Faithfulness: missional leaders ask questions regarding the identity and mission given us by Jesus.  Who does Jesus call us to be?  And what does Jesus call us to do?  As people become increasingly clear about the identity and mission given us by Jesus, missional leaders must constantly call people to grapple with what it means to be authentic in their present context.  Given who we are as disciples of Jesus Christ, called to join Him in Kingdom mission, who should we be together and what should we be doing in the world?   What does having integrity as followers of Jesus mean for us?  Missional leaders constantly call the congregation’s attention back to these identity-defining questions.

Fruitfulness: You would have to be asleep like Ichabob Crane in Sleepy Hollow not to recognize that our culture and communities have radically changed over the last fifty years.   Because of our changing context for ministry, missional leaders raise questions about the continued effectiveness of past practices and call people to explore more fruitful ways of carrying out their mission in the new situation.   Jesus talked about the need for new wine to be poured into new wineskins (Matthew 9:17).  It seems to be human nature that we tend to fall in love with the wineskins from which we first drank the new wine of faith ourselves.  Missional leaders constantly raise the effectiveness question: what new wine skins will work better in serving up the new wine of faith to the people now living in our community and to the next generation? 

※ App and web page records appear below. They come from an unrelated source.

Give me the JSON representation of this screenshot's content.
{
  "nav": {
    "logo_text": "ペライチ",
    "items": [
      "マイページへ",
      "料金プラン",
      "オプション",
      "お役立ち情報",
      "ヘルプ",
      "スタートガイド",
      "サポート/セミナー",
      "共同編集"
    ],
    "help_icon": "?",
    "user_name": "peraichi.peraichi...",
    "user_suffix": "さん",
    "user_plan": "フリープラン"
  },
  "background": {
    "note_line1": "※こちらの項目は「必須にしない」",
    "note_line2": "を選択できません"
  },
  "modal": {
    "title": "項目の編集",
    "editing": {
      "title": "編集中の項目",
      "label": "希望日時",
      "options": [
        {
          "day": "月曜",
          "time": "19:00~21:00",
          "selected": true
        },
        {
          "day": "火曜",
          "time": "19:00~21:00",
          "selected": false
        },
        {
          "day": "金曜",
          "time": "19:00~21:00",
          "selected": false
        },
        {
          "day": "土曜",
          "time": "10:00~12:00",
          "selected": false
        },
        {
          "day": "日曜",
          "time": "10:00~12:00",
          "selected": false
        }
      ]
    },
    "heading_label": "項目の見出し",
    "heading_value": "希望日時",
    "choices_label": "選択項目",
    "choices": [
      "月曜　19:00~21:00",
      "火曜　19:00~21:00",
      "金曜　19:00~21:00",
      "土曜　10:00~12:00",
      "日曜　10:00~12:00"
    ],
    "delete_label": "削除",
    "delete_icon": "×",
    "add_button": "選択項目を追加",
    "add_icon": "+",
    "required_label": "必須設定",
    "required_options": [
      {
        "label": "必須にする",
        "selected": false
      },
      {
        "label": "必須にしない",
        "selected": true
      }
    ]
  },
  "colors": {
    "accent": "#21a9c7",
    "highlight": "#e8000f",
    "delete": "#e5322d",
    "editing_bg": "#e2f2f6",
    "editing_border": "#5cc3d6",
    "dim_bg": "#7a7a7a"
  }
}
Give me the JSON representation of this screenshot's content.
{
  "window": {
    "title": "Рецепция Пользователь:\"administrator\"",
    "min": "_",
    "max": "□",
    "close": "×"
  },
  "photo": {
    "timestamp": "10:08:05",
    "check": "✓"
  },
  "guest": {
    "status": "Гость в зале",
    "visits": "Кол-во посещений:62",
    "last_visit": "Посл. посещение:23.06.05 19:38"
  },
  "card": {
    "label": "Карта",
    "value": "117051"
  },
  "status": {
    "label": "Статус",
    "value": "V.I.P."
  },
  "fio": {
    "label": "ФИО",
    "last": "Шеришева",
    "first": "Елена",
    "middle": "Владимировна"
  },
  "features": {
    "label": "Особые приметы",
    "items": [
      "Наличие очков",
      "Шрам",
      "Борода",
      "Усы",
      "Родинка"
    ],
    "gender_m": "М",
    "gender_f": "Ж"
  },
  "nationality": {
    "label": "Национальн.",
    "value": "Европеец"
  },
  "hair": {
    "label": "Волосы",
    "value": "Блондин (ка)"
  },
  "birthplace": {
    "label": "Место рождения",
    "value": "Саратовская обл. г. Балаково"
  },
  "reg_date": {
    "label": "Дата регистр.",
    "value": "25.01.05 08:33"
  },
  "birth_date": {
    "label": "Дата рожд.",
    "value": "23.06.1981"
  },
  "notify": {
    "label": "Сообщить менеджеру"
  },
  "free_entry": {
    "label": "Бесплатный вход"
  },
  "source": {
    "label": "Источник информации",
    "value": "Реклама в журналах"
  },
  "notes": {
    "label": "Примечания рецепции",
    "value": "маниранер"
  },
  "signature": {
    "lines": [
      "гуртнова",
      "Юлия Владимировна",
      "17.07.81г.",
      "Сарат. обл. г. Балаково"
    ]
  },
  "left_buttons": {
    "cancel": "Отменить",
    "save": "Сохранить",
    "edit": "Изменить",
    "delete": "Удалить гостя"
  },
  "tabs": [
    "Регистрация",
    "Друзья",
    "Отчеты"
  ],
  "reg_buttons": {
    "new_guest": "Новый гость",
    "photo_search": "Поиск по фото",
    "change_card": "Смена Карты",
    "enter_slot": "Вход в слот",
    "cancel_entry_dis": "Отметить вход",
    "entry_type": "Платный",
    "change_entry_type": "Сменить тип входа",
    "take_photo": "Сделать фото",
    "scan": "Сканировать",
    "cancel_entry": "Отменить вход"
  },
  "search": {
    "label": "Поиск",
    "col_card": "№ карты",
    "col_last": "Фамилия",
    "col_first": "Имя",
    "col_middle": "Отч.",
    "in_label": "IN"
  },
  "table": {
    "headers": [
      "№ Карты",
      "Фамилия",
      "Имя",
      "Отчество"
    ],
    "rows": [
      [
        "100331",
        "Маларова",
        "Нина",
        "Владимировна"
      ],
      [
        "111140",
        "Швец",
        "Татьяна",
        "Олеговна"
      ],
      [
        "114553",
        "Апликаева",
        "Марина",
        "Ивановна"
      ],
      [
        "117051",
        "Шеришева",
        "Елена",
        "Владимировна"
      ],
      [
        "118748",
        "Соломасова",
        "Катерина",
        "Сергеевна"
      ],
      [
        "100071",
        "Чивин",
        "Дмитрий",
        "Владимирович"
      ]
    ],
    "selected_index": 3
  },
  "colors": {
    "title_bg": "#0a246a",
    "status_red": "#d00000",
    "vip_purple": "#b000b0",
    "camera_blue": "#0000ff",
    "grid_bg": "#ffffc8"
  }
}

So what I have grown to acknowledge is that both the pastoral care and missional leadership roles are critical for congregations today.  Chaplaincy without missional leadership leads to self-absorbed declining congregations who have forgotten that Jesus calls his followers to join him on mission in the world.  Missional leadership without chaplaincy ministry results in congregations that fly apart over being “forced” to adapt new wineskins without pastoral sensitivity.  Chaplains attend to the stability and continuity of a congregation’s life together.  Missional leaders attend to the integrity and effectiveness of a congregation’s ministry.  Both functions are essential in a healthy congregation. 

As you think about your own congregation and your own leadership, is the balance tipped toward pastoral care or missional leadership?  What would it take for your congregation to be better balanced in its overall leadership?  Assuming that Christ provides what His Body needs, are there some voices that need to be listened to more carefully and given more credibility in your congregation’s life and ministry?

Dr. Jeff Stiggins
Office of Congregational Transformation